What you have to do - Your task is to copy each line of the records that includes the string "title".

[Interface dataset entries]
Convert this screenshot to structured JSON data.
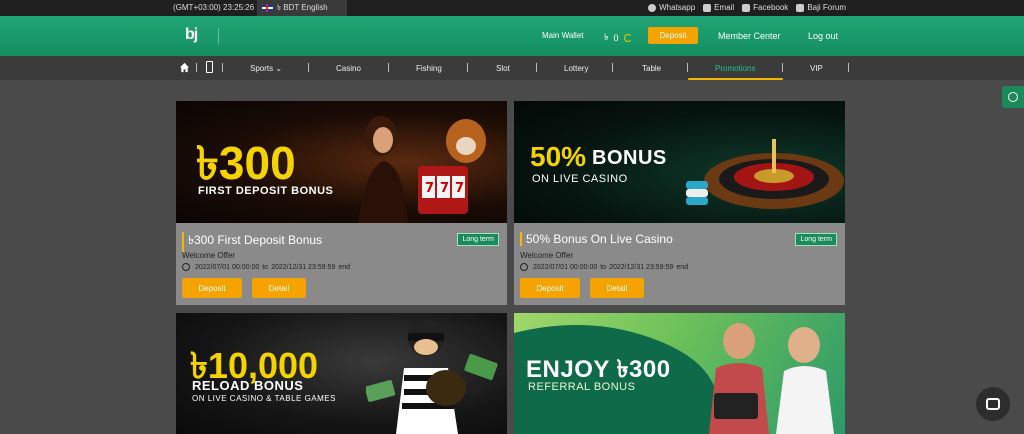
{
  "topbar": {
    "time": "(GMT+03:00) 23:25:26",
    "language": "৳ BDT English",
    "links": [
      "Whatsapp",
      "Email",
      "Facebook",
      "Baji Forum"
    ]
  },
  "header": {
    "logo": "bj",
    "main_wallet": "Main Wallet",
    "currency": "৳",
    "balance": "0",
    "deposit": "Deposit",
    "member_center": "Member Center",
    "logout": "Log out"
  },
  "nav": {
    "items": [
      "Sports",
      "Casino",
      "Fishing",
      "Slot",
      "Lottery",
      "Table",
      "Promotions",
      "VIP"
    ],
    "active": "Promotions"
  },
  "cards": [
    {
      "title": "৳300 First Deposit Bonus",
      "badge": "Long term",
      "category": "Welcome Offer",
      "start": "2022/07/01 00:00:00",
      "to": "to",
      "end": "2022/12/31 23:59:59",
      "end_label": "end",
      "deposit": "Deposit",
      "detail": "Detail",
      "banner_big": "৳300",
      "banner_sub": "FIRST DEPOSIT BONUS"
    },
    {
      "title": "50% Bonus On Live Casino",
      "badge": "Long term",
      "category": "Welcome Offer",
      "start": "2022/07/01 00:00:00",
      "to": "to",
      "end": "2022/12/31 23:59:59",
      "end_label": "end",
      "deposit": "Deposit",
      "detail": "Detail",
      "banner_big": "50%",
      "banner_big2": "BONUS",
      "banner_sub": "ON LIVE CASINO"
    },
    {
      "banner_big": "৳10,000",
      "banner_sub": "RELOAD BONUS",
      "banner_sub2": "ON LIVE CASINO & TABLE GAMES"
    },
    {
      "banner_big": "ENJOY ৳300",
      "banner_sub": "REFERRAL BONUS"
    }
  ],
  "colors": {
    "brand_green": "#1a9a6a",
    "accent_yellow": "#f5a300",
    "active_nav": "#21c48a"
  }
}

Result of this task -
      "title": "৳300 First Deposit Bonus",
      "title": "50% Bonus On Live Casino",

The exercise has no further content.